§ **WORK REQUEST**
Copy each line of the data below exactly, leaving out pictures.

§ **DATASET**
++++++++++++++++++++

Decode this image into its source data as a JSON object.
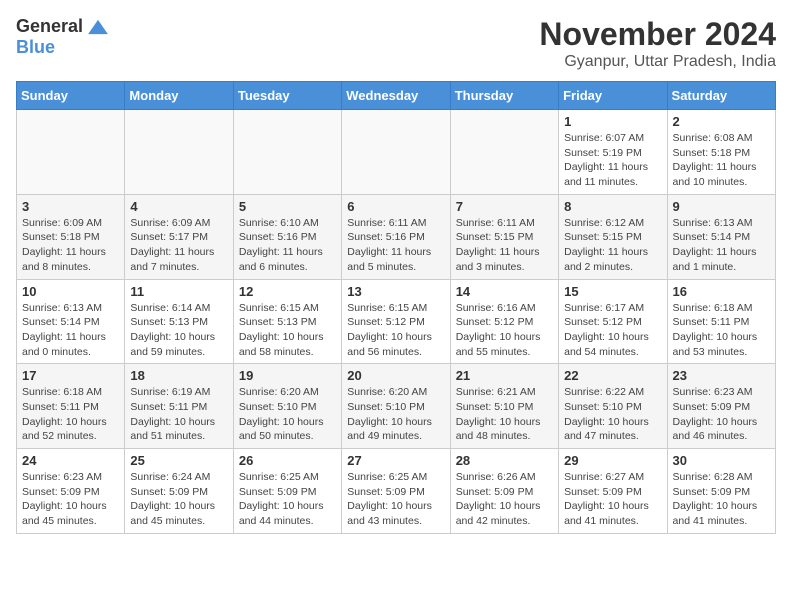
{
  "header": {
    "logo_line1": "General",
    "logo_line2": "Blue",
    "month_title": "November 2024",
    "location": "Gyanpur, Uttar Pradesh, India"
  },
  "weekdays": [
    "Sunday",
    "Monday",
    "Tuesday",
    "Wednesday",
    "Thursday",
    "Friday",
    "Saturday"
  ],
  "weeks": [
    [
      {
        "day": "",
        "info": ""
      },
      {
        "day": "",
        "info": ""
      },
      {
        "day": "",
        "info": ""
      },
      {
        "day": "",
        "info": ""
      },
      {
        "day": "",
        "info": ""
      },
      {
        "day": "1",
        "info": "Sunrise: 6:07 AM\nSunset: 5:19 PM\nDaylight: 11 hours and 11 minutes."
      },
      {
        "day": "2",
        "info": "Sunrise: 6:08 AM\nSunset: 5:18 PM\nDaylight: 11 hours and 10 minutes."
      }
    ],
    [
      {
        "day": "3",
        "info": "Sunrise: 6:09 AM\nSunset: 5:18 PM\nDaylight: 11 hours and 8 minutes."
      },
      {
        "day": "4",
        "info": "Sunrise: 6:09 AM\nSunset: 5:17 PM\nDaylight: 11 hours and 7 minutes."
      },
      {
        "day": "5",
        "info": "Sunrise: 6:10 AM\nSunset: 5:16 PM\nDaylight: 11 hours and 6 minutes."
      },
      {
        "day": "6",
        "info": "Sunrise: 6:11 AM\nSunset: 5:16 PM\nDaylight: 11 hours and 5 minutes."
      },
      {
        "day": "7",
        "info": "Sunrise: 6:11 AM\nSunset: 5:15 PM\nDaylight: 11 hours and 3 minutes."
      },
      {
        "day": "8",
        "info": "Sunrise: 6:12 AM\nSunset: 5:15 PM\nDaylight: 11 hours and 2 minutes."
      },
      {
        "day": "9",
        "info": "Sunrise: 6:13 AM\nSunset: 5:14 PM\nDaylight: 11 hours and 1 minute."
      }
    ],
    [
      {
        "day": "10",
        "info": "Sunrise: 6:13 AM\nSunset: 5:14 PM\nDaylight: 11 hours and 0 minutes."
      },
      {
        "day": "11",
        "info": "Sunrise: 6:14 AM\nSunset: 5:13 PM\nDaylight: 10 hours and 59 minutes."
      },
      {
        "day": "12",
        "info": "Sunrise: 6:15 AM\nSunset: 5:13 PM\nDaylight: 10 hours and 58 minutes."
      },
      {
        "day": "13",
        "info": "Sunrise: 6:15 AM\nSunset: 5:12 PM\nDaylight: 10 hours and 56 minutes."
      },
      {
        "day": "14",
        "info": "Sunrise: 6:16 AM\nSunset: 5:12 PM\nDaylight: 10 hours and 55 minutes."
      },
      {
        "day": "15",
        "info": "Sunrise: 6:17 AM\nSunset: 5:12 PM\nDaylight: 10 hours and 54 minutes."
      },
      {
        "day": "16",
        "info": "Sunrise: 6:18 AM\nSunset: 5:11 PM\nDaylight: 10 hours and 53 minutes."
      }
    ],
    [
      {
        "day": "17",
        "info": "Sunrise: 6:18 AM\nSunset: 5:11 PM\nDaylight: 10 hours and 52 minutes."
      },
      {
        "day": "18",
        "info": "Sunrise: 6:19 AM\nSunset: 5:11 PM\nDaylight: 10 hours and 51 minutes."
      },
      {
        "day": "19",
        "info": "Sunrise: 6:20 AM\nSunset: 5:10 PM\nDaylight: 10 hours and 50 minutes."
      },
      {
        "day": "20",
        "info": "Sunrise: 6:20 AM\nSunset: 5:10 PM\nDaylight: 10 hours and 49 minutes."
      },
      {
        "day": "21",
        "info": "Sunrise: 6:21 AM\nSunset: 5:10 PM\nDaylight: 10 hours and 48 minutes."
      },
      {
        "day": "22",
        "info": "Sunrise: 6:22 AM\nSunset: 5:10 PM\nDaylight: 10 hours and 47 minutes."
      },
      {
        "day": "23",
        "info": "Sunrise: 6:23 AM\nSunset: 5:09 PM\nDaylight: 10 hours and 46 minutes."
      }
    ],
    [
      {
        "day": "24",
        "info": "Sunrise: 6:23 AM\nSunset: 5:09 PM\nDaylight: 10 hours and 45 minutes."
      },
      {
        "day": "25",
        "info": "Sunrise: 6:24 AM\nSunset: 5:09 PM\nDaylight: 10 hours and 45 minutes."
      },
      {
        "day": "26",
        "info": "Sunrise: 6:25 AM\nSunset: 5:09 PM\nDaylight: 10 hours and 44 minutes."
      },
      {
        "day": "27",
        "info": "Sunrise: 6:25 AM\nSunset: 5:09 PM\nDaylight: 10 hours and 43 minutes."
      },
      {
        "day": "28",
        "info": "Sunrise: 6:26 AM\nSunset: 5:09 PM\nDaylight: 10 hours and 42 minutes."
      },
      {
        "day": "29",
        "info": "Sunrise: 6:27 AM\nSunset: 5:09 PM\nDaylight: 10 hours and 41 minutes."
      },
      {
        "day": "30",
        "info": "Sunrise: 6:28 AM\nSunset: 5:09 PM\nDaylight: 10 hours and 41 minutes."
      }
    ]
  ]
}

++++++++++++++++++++

§ **EXERCISE RESPONSE**
Decode this image into its source data as a JSON object.
{
  "header": {
    "logo_line1": "General",
    "logo_line2": "Blue",
    "month_title": "November 2024",
    "location": "Gyanpur, Uttar Pradesh, India"
  },
  "weekdays": [
    "Sunday",
    "Monday",
    "Tuesday",
    "Wednesday",
    "Thursday",
    "Friday",
    "Saturday"
  ],
  "weeks": [
    [
      {
        "day": "",
        "info": ""
      },
      {
        "day": "",
        "info": ""
      },
      {
        "day": "",
        "info": ""
      },
      {
        "day": "",
        "info": ""
      },
      {
        "day": "",
        "info": ""
      },
      {
        "day": "1",
        "info": "Sunrise: 6:07 AM\nSunset: 5:19 PM\nDaylight: 11 hours and 11 minutes."
      },
      {
        "day": "2",
        "info": "Sunrise: 6:08 AM\nSunset: 5:18 PM\nDaylight: 11 hours and 10 minutes."
      }
    ],
    [
      {
        "day": "3",
        "info": "Sunrise: 6:09 AM\nSunset: 5:18 PM\nDaylight: 11 hours and 8 minutes."
      },
      {
        "day": "4",
        "info": "Sunrise: 6:09 AM\nSunset: 5:17 PM\nDaylight: 11 hours and 7 minutes."
      },
      {
        "day": "5",
        "info": "Sunrise: 6:10 AM\nSunset: 5:16 PM\nDaylight: 11 hours and 6 minutes."
      },
      {
        "day": "6",
        "info": "Sunrise: 6:11 AM\nSunset: 5:16 PM\nDaylight: 11 hours and 5 minutes."
      },
      {
        "day": "7",
        "info": "Sunrise: 6:11 AM\nSunset: 5:15 PM\nDaylight: 11 hours and 3 minutes."
      },
      {
        "day": "8",
        "info": "Sunrise: 6:12 AM\nSunset: 5:15 PM\nDaylight: 11 hours and 2 minutes."
      },
      {
        "day": "9",
        "info": "Sunrise: 6:13 AM\nSunset: 5:14 PM\nDaylight: 11 hours and 1 minute."
      }
    ],
    [
      {
        "day": "10",
        "info": "Sunrise: 6:13 AM\nSunset: 5:14 PM\nDaylight: 11 hours and 0 minutes."
      },
      {
        "day": "11",
        "info": "Sunrise: 6:14 AM\nSunset: 5:13 PM\nDaylight: 10 hours and 59 minutes."
      },
      {
        "day": "12",
        "info": "Sunrise: 6:15 AM\nSunset: 5:13 PM\nDaylight: 10 hours and 58 minutes."
      },
      {
        "day": "13",
        "info": "Sunrise: 6:15 AM\nSunset: 5:12 PM\nDaylight: 10 hours and 56 minutes."
      },
      {
        "day": "14",
        "info": "Sunrise: 6:16 AM\nSunset: 5:12 PM\nDaylight: 10 hours and 55 minutes."
      },
      {
        "day": "15",
        "info": "Sunrise: 6:17 AM\nSunset: 5:12 PM\nDaylight: 10 hours and 54 minutes."
      },
      {
        "day": "16",
        "info": "Sunrise: 6:18 AM\nSunset: 5:11 PM\nDaylight: 10 hours and 53 minutes."
      }
    ],
    [
      {
        "day": "17",
        "info": "Sunrise: 6:18 AM\nSunset: 5:11 PM\nDaylight: 10 hours and 52 minutes."
      },
      {
        "day": "18",
        "info": "Sunrise: 6:19 AM\nSunset: 5:11 PM\nDaylight: 10 hours and 51 minutes."
      },
      {
        "day": "19",
        "info": "Sunrise: 6:20 AM\nSunset: 5:10 PM\nDaylight: 10 hours and 50 minutes."
      },
      {
        "day": "20",
        "info": "Sunrise: 6:20 AM\nSunset: 5:10 PM\nDaylight: 10 hours and 49 minutes."
      },
      {
        "day": "21",
        "info": "Sunrise: 6:21 AM\nSunset: 5:10 PM\nDaylight: 10 hours and 48 minutes."
      },
      {
        "day": "22",
        "info": "Sunrise: 6:22 AM\nSunset: 5:10 PM\nDaylight: 10 hours and 47 minutes."
      },
      {
        "day": "23",
        "info": "Sunrise: 6:23 AM\nSunset: 5:09 PM\nDaylight: 10 hours and 46 minutes."
      }
    ],
    [
      {
        "day": "24",
        "info": "Sunrise: 6:23 AM\nSunset: 5:09 PM\nDaylight: 10 hours and 45 minutes."
      },
      {
        "day": "25",
        "info": "Sunrise: 6:24 AM\nSunset: 5:09 PM\nDaylight: 10 hours and 45 minutes."
      },
      {
        "day": "26",
        "info": "Sunrise: 6:25 AM\nSunset: 5:09 PM\nDaylight: 10 hours and 44 minutes."
      },
      {
        "day": "27",
        "info": "Sunrise: 6:25 AM\nSunset: 5:09 PM\nDaylight: 10 hours and 43 minutes."
      },
      {
        "day": "28",
        "info": "Sunrise: 6:26 AM\nSunset: 5:09 PM\nDaylight: 10 hours and 42 minutes."
      },
      {
        "day": "29",
        "info": "Sunrise: 6:27 AM\nSunset: 5:09 PM\nDaylight: 10 hours and 41 minutes."
      },
      {
        "day": "30",
        "info": "Sunrise: 6:28 AM\nSunset: 5:09 PM\nDaylight: 10 hours and 41 minutes."
      }
    ]
  ]
}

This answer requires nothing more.